As a product photographer in Sydney, or for that matter anywhere else, I understand that my clients don’t just need experience, creativity, attention to detail, and an understanding of their products and business requirements. They sometimes need something else as well: consistency. This was the primary challenge with this case study for Nature’s Sunshine Products, a manufacturer of natural, herbal, and complimentary medicines.

I have worked with this company for a number of years, but for this particular shoot they were looking to rebrand their products. Their product’s packaging had been redesigned and needed to be photographed again. However, the client also wanted to achieve a slightly different look and feel to the way they would be presented in the images used on their website, posters, point-of-sale store displays, trade show banners, and other advertising.

 

How to Figure Out How You Want Your Photos to Look

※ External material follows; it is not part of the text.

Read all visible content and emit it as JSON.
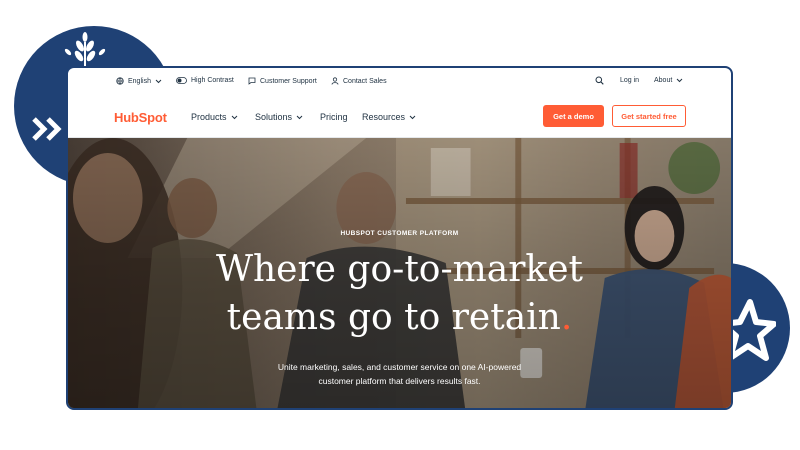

This though, presented a secondary challenge: specifically, and as is often the case, there’s a difference between knowing that you want a different look and deciding exactly what that look should be. So, to help facilitate the decision process, our first step was to provide the client with a number of different test shots using a variety of different creative lighting concepts. We then discussed each of these until finally zeroing in on the one the client liked best.

 

How to Achieve Consistency in Product Photography

Having determined the look and feel, our next step was to rollout the process across approximately a hundred of the client’s products. And this is where the primary challenge kicked in – consistency; each of the hundred or so product images had to have exactly the same look and feel.

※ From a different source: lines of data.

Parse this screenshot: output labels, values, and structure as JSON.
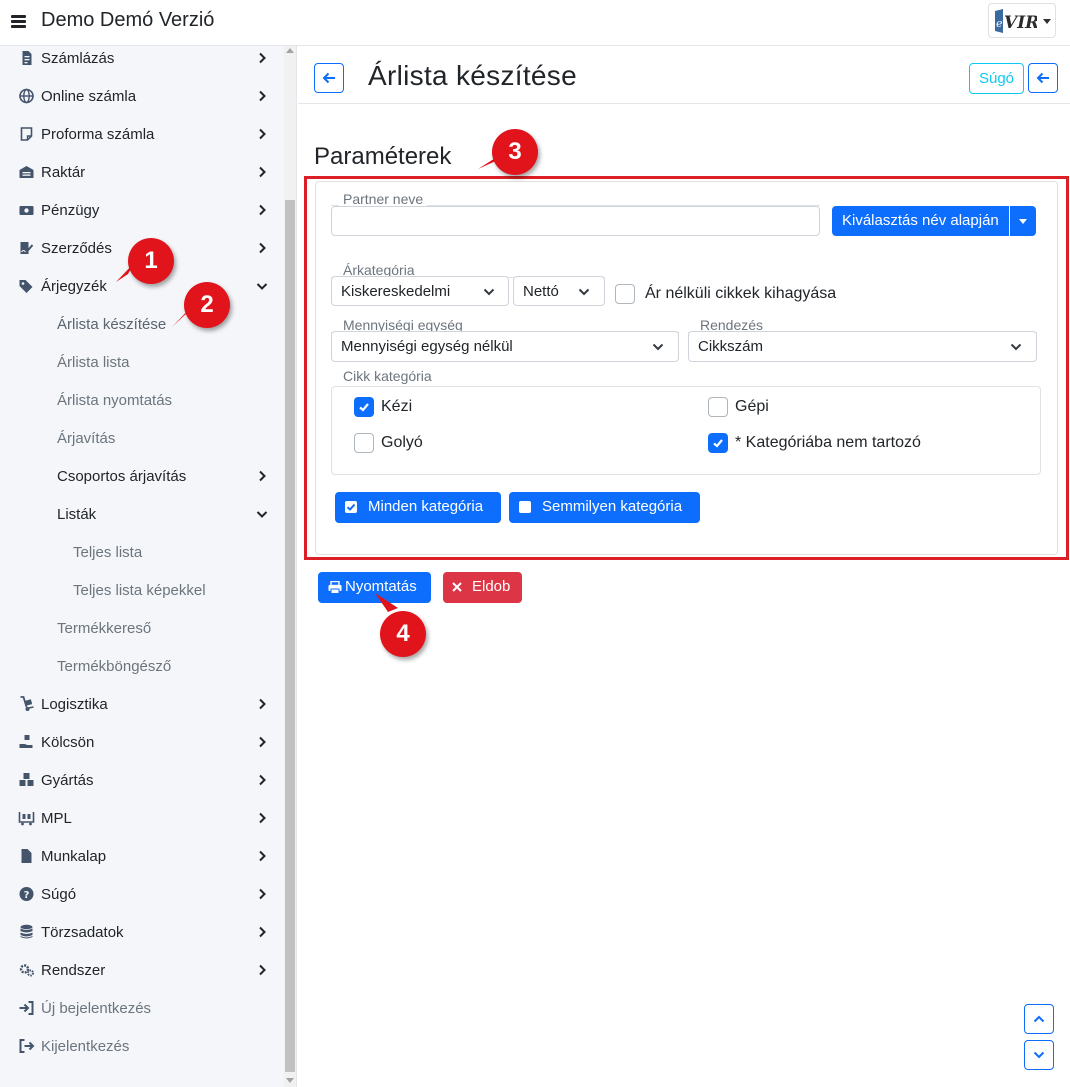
{
  "topbar": {
    "app_title": "Demo Demó Verzió",
    "logo_text": "eVIR",
    "menu_icon": "hamburger-icon"
  },
  "sidebar": {
    "items": [
      {
        "label": "Számlázás",
        "icon": "invoice-icon"
      },
      {
        "label": "Online számla",
        "icon": "globe-icon"
      },
      {
        "label": "Proforma számla",
        "icon": "note-icon"
      },
      {
        "label": "Raktár",
        "icon": "warehouse-icon"
      },
      {
        "label": "Pénzügy",
        "icon": "money-icon"
      },
      {
        "label": "Szerződés",
        "icon": "contract-icon"
      },
      {
        "label": "Árjegyzék",
        "icon": "tags-icon",
        "expanded": true
      },
      {
        "label": "Árlista készítése",
        "active": true
      },
      {
        "label": "Árlista lista"
      },
      {
        "label": "Árlista nyomtatás"
      },
      {
        "label": "Árjavítás"
      },
      {
        "label": "Csoportos árjavítás"
      },
      {
        "label": "Listák",
        "expanded": true
      },
      {
        "label": "Teljes lista"
      },
      {
        "label": "Teljes lista képekkel"
      },
      {
        "label": "Termékkereső"
      },
      {
        "label": "Termékböngésző"
      },
      {
        "label": "Logisztika",
        "icon": "dolly-icon"
      },
      {
        "label": "Kölcsön",
        "icon": "hand-holding-icon"
      },
      {
        "label": "Gyártás",
        "icon": "cubes-icon"
      },
      {
        "label": "MPL",
        "icon": "pallet-icon"
      },
      {
        "label": "Munkalap",
        "icon": "file-icon"
      },
      {
        "label": "Súgó",
        "icon": "question-circle-icon"
      },
      {
        "label": "Törzsadatok",
        "icon": "database-icon"
      },
      {
        "label": "Rendszer",
        "icon": "cogs-icon"
      },
      {
        "label": "Új bejelentkezés",
        "icon": "sign-in-icon"
      },
      {
        "label": "Kijelentkezés",
        "icon": "sign-out-icon"
      }
    ]
  },
  "header": {
    "title": "Árlista készítése",
    "help_label": "Súgó"
  },
  "params": {
    "section_title": "Paraméterek",
    "partner_label": "Partner neve",
    "partner_value": "",
    "select_by_name_label": "Kiválasztás név alapján",
    "price_category_label": "Árkategória",
    "price_category_value": "Kiskereskedelmi",
    "net_gross_value": "Nettó",
    "skip_no_price_label": "Ár nélküli cikkek kihagyása",
    "skip_no_price_checked": false,
    "unit_label": "Mennyiségi egység",
    "unit_value": "Mennyiségi egység nélkül",
    "sort_label": "Rendezés",
    "sort_value": "Cikkszám",
    "item_category_label": "Cikk kategória",
    "categories": [
      {
        "label": "Kézi",
        "checked": true
      },
      {
        "label": "Gépi",
        "checked": false
      },
      {
        "label": "Golyó",
        "checked": false
      },
      {
        "label": "* Kategóriába nem tartozó",
        "checked": true
      }
    ],
    "all_categories_label": "Minden kategória",
    "no_categories_label": "Semmilyen kategória"
  },
  "actions": {
    "print_label": "Nyomtatás",
    "discard_label": "Eldob"
  },
  "callouts": [
    "1",
    "2",
    "3",
    "4"
  ],
  "colors": {
    "primary": "#0d6efd",
    "danger": "#dc3545",
    "info": "#0dcaf0",
    "callout": "#e0141a",
    "sidebar_bg": "#f4f6fa"
  }
}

In order to achieve that, and working from our Baulkham Hills studio (Hills District Sydney), we took meticulous notes of the setup, carefully measured and recorded distances, camera and lighting angles and settings, and every other variable so that we could reproduce the exact same consistent results for each image. Not just now, during this shoot, but also in the future.

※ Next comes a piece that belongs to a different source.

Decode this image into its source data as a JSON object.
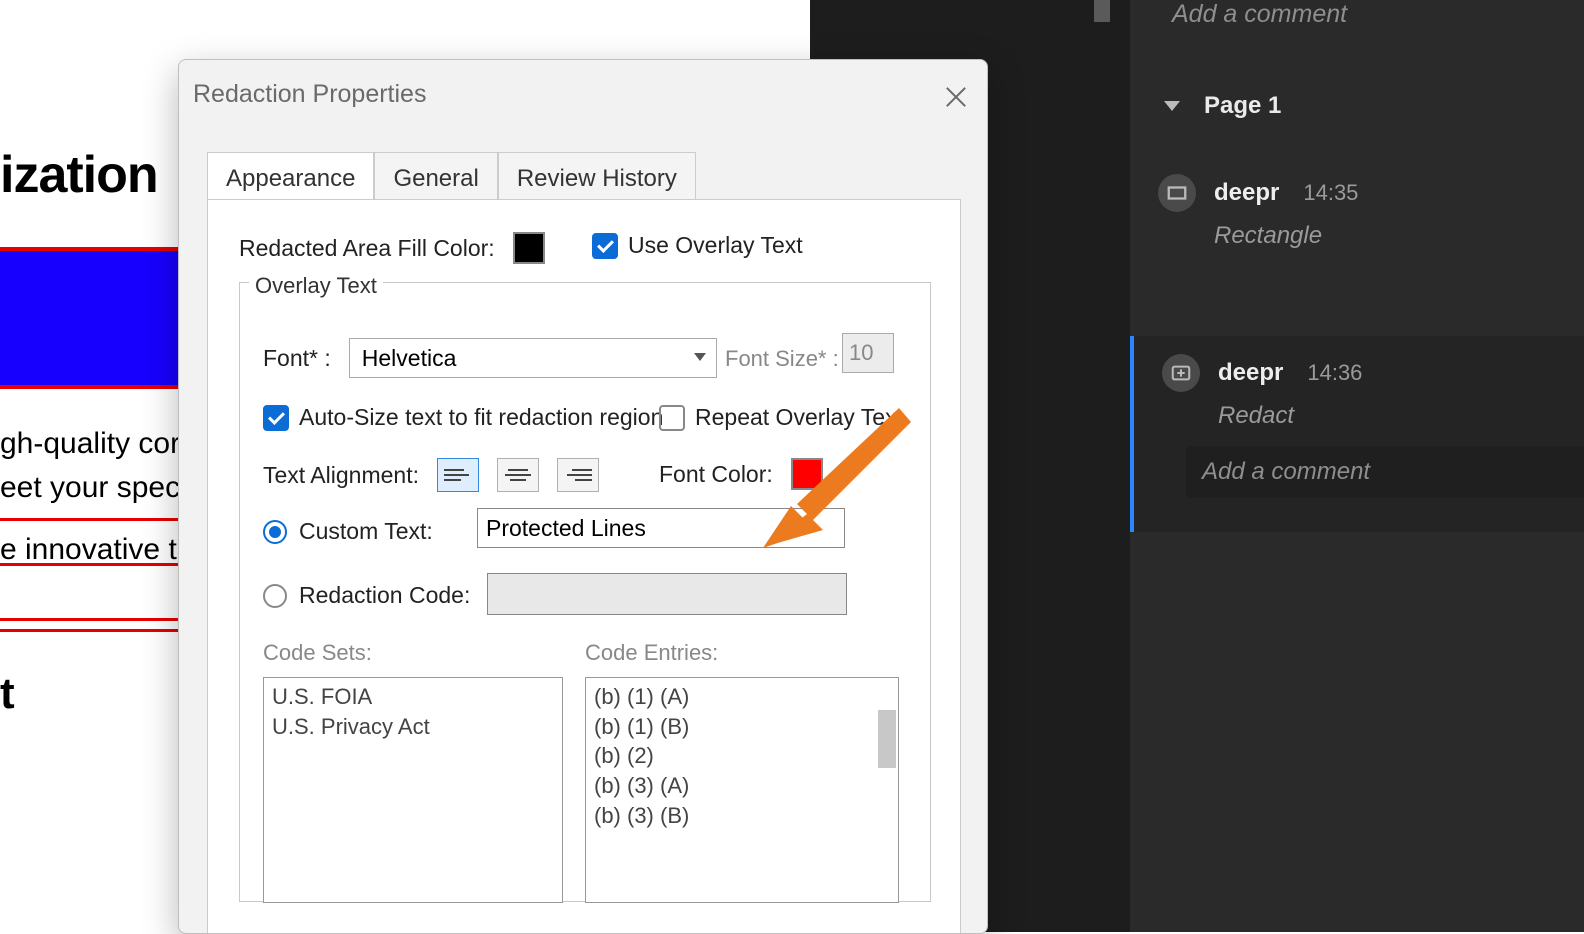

This last point is important. Companies continue to bring out products, often sporadically, over time; but a good commercial product photographer needs to be able to reproduce the same look for those future product images as for the product images taken in the past.

Of course, the images didn’t need just to be consistent, they needed to be high quality and shot against a white background so that we could, in post production, and in addition to adjusting color, contrast, and removing any residual specs of dust that may have attached to the products, mask each image onto a transparent background so that the client’s graphic designer can use it in whatever medium is required.